In October 2014, LeapRate broke the news that Blackfield Capital, one of Russia’s most promient hedge funds and algorithmic trading firms had gone bankrupt after attracting investment from high net worth investors and establishing entities on the Cayman Islands, with its CEO, Kim Karapetyan, untraceable.
At the time, the firm’s website displayed a very direct message on its website, stating ““Dear clients, Blackfield Capital is bankrupt. Kim Karapetyan has fled to the US. Look for him there!!!”
At that time, the incredibly direct and somewhat flippant message also redirect to forbes.ru, which first broke the news of the problems around the company.
Today, almost three months on, further information surrounding the internal operations of the company have emerged in a report by the Wall Street Journal, stating that not only is Mr. Karapetyan still missing, but so is all of the firm’s assets, which according to former employees had vanished along with the errant CEO.
The Wall Street Journal’s report states that Blackfield Capital operated its business in a somewhat flamboyant fashion which included expensive and glamorous parties, abstract media campaigns, luxury premises and high performance cars.
As recently as October, the company was making plans to start trading on the London Stock Exchange and Chicago Mercantile Exchange, according to former employees. The company also took steps to expand in New York City.
Mr. Karapetyan directed employees to form a U.S. company, Blackfield Capital LLC, and rented out 18 offices on the 46th floor of 7 World Trade Center, according to a report in trade publication Real Estate Weekly and people familiar with the matter. The U.S. firm had hired several employees at the time but had no assets under management.
Mr. Karapetyan also rented a 1,625-square-foot penthouse at 15 William St. at a cost of $15,000 a month, then a price-per-square-foot record for the Financial District, according to documents and real-estate broker Adam Mariucci.
“He rented it sight unseen,” said Mr. Mariucci, who represented Mr. Karapetyan. “A check was written, wired and cut. I never saw him in the building once.”

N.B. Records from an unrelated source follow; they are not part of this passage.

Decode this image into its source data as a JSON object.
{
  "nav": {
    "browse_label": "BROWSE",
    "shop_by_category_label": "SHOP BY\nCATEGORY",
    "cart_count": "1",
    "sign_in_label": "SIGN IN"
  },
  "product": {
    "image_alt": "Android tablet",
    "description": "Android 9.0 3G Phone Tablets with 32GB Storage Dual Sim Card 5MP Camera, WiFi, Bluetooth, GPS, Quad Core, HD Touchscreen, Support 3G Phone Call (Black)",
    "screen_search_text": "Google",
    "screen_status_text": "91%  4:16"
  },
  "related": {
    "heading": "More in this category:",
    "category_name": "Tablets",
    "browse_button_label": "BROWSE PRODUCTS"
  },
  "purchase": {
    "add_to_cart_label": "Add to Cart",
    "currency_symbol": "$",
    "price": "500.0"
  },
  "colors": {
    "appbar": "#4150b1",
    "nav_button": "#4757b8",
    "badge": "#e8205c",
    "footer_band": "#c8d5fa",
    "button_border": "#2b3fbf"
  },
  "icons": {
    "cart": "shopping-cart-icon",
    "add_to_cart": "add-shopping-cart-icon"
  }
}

Mr. Karapetyan also had U.S. employees buy a 2014 Aston Martin Vanquish, a car that retails new for nearly $300,000, according to a former employee and documents reviewed by The Wall Street Journal.
Mr. Karapetyan had told employees he previously visited the city while working as a portfolio manager for Morgan Stanley after graduating with a master’s degree in economics from the London School of Economics, according to former employees.

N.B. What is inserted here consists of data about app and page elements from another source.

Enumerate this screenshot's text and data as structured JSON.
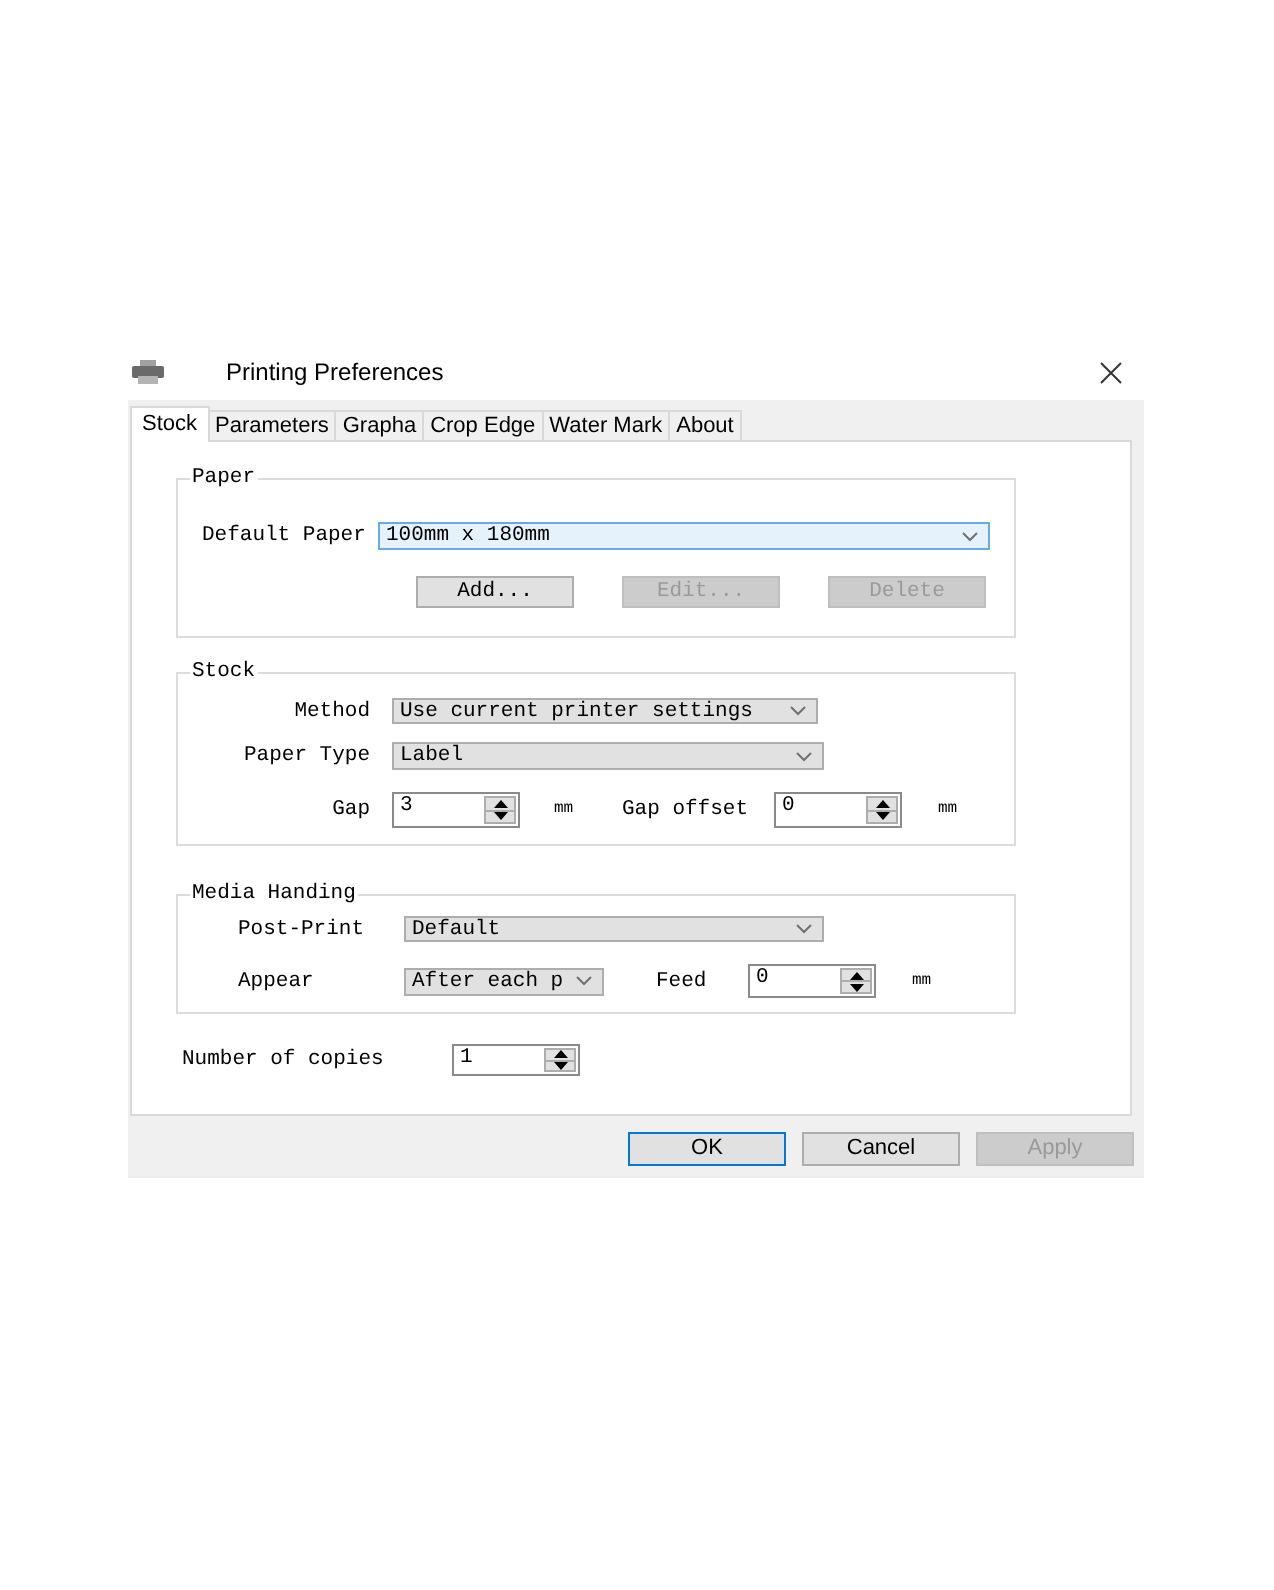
{
  "window": {
    "title": "Printing Preferences"
  },
  "tabs": [
    {
      "label": "Stock",
      "selected": true
    },
    {
      "label": "Parameters",
      "selected": false
    },
    {
      "label": "Grapha",
      "selected": false
    },
    {
      "label": "Crop Edge",
      "selected": false
    },
    {
      "label": "Water Mark",
      "selected": false
    },
    {
      "label": "About",
      "selected": false
    }
  ],
  "paper": {
    "title": "Paper",
    "default_paper": {
      "label": "Default Paper",
      "value": "100mm x 180mm",
      "focused": true
    },
    "buttons": [
      {
        "label": "Add...",
        "disabled": false
      },
      {
        "label": "Edit...",
        "disabled": true
      },
      {
        "label": "Delete",
        "disabled": true
      }
    ]
  },
  "stock": {
    "title": "Stock",
    "method": {
      "label": "Method",
      "value": "Use current printer settings",
      "focused": false
    },
    "paper_type": {
      "label": "Paper Type",
      "value": "Label",
      "focused": false
    },
    "gap": {
      "label": "Gap",
      "value": "3",
      "unit": "mm"
    },
    "gap_offset": {
      "label": "Gap offset",
      "value": "0",
      "unit": "mm"
    }
  },
  "media_handling": {
    "title": "Media Handing",
    "post_print": {
      "label": "Post-Print",
      "value": "Default",
      "focused": false
    },
    "appear": {
      "label": "Appear",
      "value": "After each p",
      "focused": false
    },
    "feed": {
      "label": "Feed",
      "value": "0",
      "unit": "mm"
    }
  },
  "copies": {
    "label": "Number of copies",
    "value": "1"
  },
  "buttons": [
    {
      "label": "OK",
      "default": true,
      "disabled": false
    },
    {
      "label": "Cancel",
      "default": false,
      "disabled": false
    },
    {
      "label": "Apply",
      "default": false,
      "disabled": true
    }
  ]
}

A spokesman for Morgan Stanley said the bank has no record of anyone named Kim Karapetyan working at any of its offices around the world. A spokeswoman for the London School of Economics said the university had no record of anyone with his name obtaining a degree.
The first signs of trouble came in the spring of 2014 soon after the conflict in Ukraine escalated, leading to a raft of international sanctions against Russian businesses and individuals. Not long after that, Blackfield’s U.S. entity ended its lease and laid off all its staff. The employees were told the shutdown came primarily because of a lack of financing related to “the economic slowdown in Russia,” according to a former employee, who heard from staffers in Moscow that several big investors had withdrawn funds.
In October, Mr. Karapetyan stopped showing up at the firm’s Moscow offices, as did brothers Henry and Haik Mkhitaryan, according to former employees. Henry Mkhitaryan was Blackfield’s chief operating officer and Haik was a senior employee.
The whereabouts of Mr Karapetyan remain unknown.
Pictorial history of the company courtesy of The Wall Street Journal